#### Work task
Each line below must be reproduced exactly, though the pictures are to be dropped.
-- Supplied material follows --
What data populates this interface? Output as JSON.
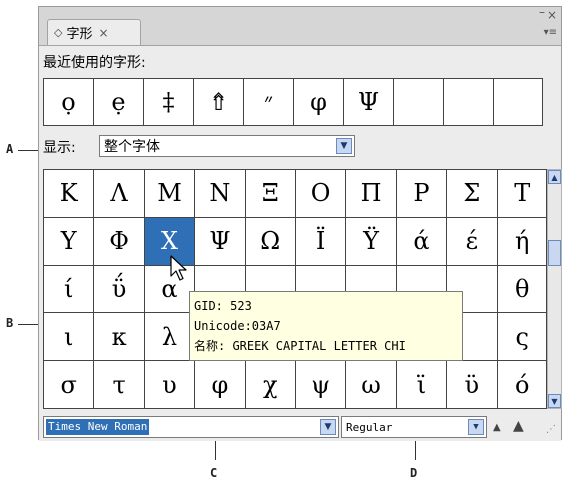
{
  "panel": {
    "tab_label": "字形",
    "tab_close": "×",
    "win_close": "×",
    "win_min": "–",
    "menu_glyph": "▾≡"
  },
  "recent": {
    "label": "最近使用的字形:",
    "glyphs": [
      "ọ",
      "ẹ",
      "‡",
      "⇮",
      "״",
      "φ",
      "Ψ",
      "",
      "",
      ""
    ]
  },
  "show": {
    "label": "显示:",
    "value": "整个字体"
  },
  "glyph_grid": [
    "Κ",
    "Λ",
    "Μ",
    "Ν",
    "Ξ",
    "Ο",
    "Π",
    "Ρ",
    "Σ",
    "Τ",
    "Υ",
    "Φ",
    "Χ",
    "Ψ",
    "Ω",
    "Ϊ",
    "Ϋ",
    "ά",
    "έ",
    "ή",
    "ί",
    "ΰ",
    "α",
    "",
    "",
    "",
    "",
    "",
    "",
    "θ",
    "ι",
    "κ",
    "λ",
    "",
    "",
    "",
    "",
    "",
    "",
    "ς",
    "σ",
    "τ",
    "υ",
    "φ",
    "χ",
    "ψ",
    "ω",
    "ϊ",
    "ϋ",
    "ό"
  ],
  "selected_glyph": "Χ",
  "tooltip": {
    "gid": "GID: 523",
    "unicode": "Unicode:03A7",
    "name": "名称: GREEK CAPITAL LETTER CHI"
  },
  "font_family": "Times New Roman",
  "font_style": "Regular",
  "callouts": {
    "a": "A",
    "b": "B",
    "c": "C",
    "d": "D"
  }
}
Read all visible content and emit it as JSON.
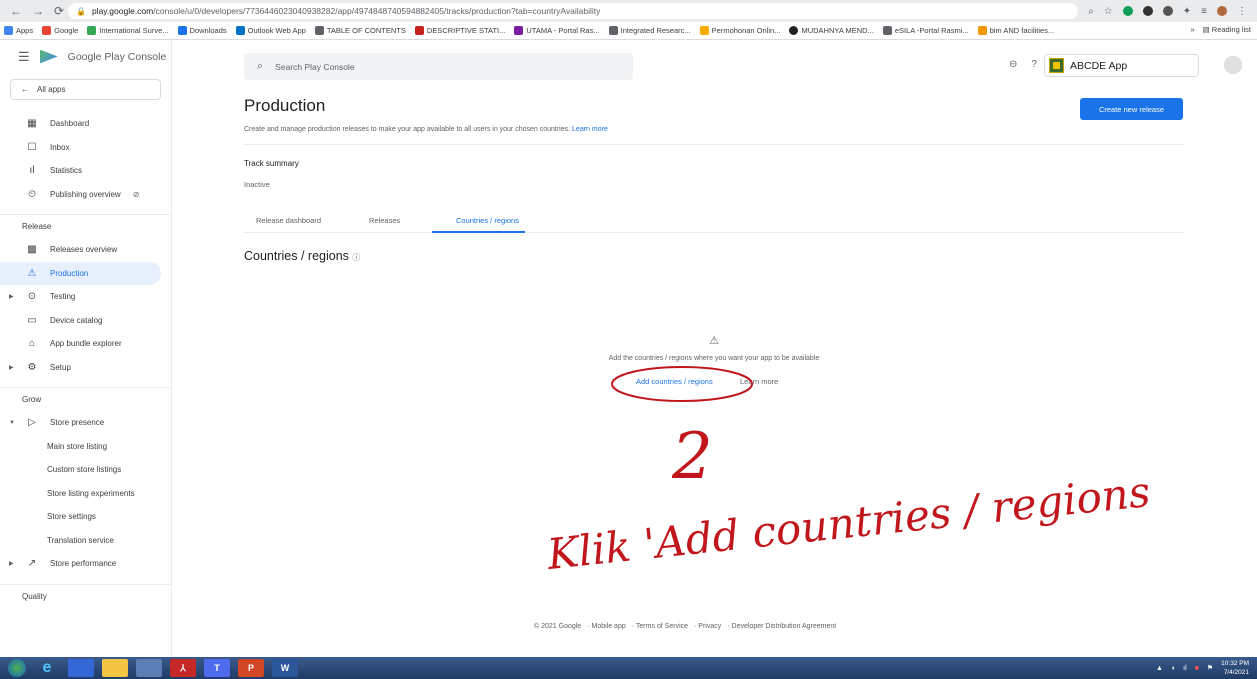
{
  "browser": {
    "url_host": "play.google.com",
    "url_path": "/console/u/0/developers/7736446023040938282/app/4974848740594882405/tracks/production?tab=countryAvailability",
    "bookmarks": [
      "Apps",
      "Google",
      "International Surve...",
      "Downloads",
      "Outlook Web App",
      "TABLE OF CONTENTS",
      "DESCRIPTIVE STATI...",
      "UTAMA - Portal Ras...",
      "Integrated Researc...",
      "Permohonan Onlin...",
      "MUDAHNYA MEND...",
      "eSILA -Portal Rasmi...",
      "bim AND facilities..."
    ],
    "reading_list": "Reading list"
  },
  "sidebar": {
    "brand": "Google Play Console",
    "all_apps": "All apps",
    "items": [
      {
        "label": "Dashboard",
        "icon": "dashboard-icon"
      },
      {
        "label": "Inbox",
        "icon": "inbox-icon"
      },
      {
        "label": "Statistics",
        "icon": "statistics-icon"
      },
      {
        "label": "Publishing overview",
        "icon": "publishing-icon"
      }
    ],
    "release_section": "Release",
    "release_items": [
      {
        "label": "Releases overview",
        "icon": "releases-overview-icon"
      },
      {
        "label": "Production",
        "icon": "production-icon"
      },
      {
        "label": "Testing",
        "icon": "testing-icon"
      },
      {
        "label": "Device catalog",
        "icon": "device-catalog-icon"
      },
      {
        "label": "App bundle explorer",
        "icon": "app-bundle-icon"
      },
      {
        "label": "Setup",
        "icon": "setup-icon"
      }
    ],
    "grow_section": "Grow",
    "store_presence": "Store presence",
    "store_sub": [
      "Main store listing",
      "Custom store listings",
      "Store listing experiments",
      "Store settings",
      "Translation service"
    ],
    "store_performance": "Store performance",
    "quality_section": "Quality"
  },
  "topbar": {
    "search_placeholder": "Search Play Console",
    "app_name": "ABCDE App"
  },
  "main": {
    "title": "Production",
    "description": "Create and manage production releases to make your app available to all users in your chosen countries.",
    "learn_more": "Learn more",
    "create_button": "Create new release",
    "track_summary_label": "Track summary",
    "track_summary_value": "Inactive",
    "tabs": [
      "Release dashboard",
      "Releases",
      "Countries / regions"
    ],
    "section_title": "Countries / regions",
    "empty_text": "Add the countries / regions where you want your app to be available",
    "add_link": "Add countries / regions",
    "learn_more_link": "Learn more"
  },
  "footer": [
    "© 2021 Google",
    "Mobile app",
    "Terms of Service",
    "Privacy",
    "Developer Distribution Agreement"
  ],
  "taskbar": {
    "time": "10:32 PM",
    "date": "7/4/2021"
  },
  "annotation": {
    "step_number": "2",
    "instruction": "Klik 'Add countries / regions"
  }
}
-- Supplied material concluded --
#### Solution for this task
What data populates this interface? Output as JSON.
{
  "panel": {
    "tab_label": "字形",
    "tab_close": "×",
    "win_close": "×",
    "win_min": "–",
    "menu_glyph": "▾≡"
  },
  "recent": {
    "label": "最近使用的字形:",
    "glyphs": [
      "ọ",
      "ẹ",
      "‡",
      "⇮",
      "״",
      "φ",
      "Ψ",
      "",
      "",
      ""
    ]
  },
  "show": {
    "label": "显示:",
    "value": "整个字体"
  },
  "glyph_grid": [
    "Κ",
    "Λ",
    "Μ",
    "Ν",
    "Ξ",
    "Ο",
    "Π",
    "Ρ",
    "Σ",
    "Τ",
    "Υ",
    "Φ",
    "Χ",
    "Ψ",
    "Ω",
    "Ϊ",
    "Ϋ",
    "ά",
    "έ",
    "ή",
    "ί",
    "ΰ",
    "α",
    "",
    "",
    "",
    "",
    "",
    "",
    "θ",
    "ι",
    "κ",
    "λ",
    "",
    "",
    "",
    "",
    "",
    "",
    "ς",
    "σ",
    "τ",
    "υ",
    "φ",
    "χ",
    "ψ",
    "ω",
    "ϊ",
    "ϋ",
    "ό"
  ],
  "selected_glyph": "Χ",
  "tooltip": {
    "gid": "GID: 523",
    "unicode": "Unicode:03A7",
    "name": "名称: GREEK CAPITAL LETTER CHI"
  },
  "font_family": "Times New Roman",
  "font_style": "Regular",
  "callouts": {
    "a": "A",
    "b": "B",
    "c": "C",
    "d": "D"
  }
}
Read all visible content and emit it as JSON.
{
  "browser": {
    "url_host": "play.google.com",
    "url_path": "/console/u/0/developers/7736446023040938282/app/4974848740594882405/tracks/production?tab=countryAvailability",
    "bookmarks": [
      "Apps",
      "Google",
      "International Surve...",
      "Downloads",
      "Outlook Web App",
      "TABLE OF CONTENTS",
      "DESCRIPTIVE STATI...",
      "UTAMA - Portal Ras...",
      "Integrated Researc...",
      "Permohonan Onlin...",
      "MUDAHNYA MEND...",
      "eSILA -Portal Rasmi...",
      "bim AND facilities..."
    ],
    "reading_list": "Reading list"
  },
  "sidebar": {
    "brand": "Google Play Console",
    "all_apps": "All apps",
    "items": [
      {
        "label": "Dashboard",
        "icon": "dashboard-icon"
      },
      {
        "label": "Inbox",
        "icon": "inbox-icon"
      },
      {
        "label": "Statistics",
        "icon": "statistics-icon"
      },
      {
        "label": "Publishing overview",
        "icon": "publishing-icon"
      }
    ],
    "release_section": "Release",
    "release_items": [
      {
        "label": "Releases overview",
        "icon": "releases-overview-icon"
      },
      {
        "label": "Production",
        "icon": "production-icon"
      },
      {
        "label": "Testing",
        "icon": "testing-icon"
      },
      {
        "label": "Device catalog",
        "icon": "device-catalog-icon"
      },
      {
        "label": "App bundle explorer",
        "icon": "app-bundle-icon"
      },
      {
        "label": "Setup",
        "icon": "setup-icon"
      }
    ],
    "grow_section": "Grow",
    "store_presence": "Store presence",
    "store_sub": [
      "Main store listing",
      "Custom store listings",
      "Store listing experiments",
      "Store settings",
      "Translation service"
    ],
    "store_performance": "Store performance",
    "quality_section": "Quality"
  },
  "topbar": {
    "search_placeholder": "Search Play Console",
    "app_name": "ABCDE App"
  },
  "main": {
    "title": "Production",
    "description": "Create and manage production releases to make your app available to all users in your chosen countries.",
    "learn_more": "Learn more",
    "create_button": "Create new release",
    "track_summary_label": "Track summary",
    "track_summary_value": "Inactive",
    "tabs": [
      "Release dashboard",
      "Releases",
      "Countries / regions"
    ],
    "section_title": "Countries / regions",
    "empty_text": "Add the countries / regions where you want your app to be available",
    "add_link": "Add countries / regions",
    "learn_more_link": "Learn more"
  },
  "footer": [
    "© 2021 Google",
    "Mobile app",
    "Terms of Service",
    "Privacy",
    "Developer Distribution Agreement"
  ],
  "taskbar": {
    "time": "10:32 PM",
    "date": "7/4/2021"
  },
  "annotation": {
    "step_number": "2",
    "instruction": "Klik 'Add countries / regions"
  }
}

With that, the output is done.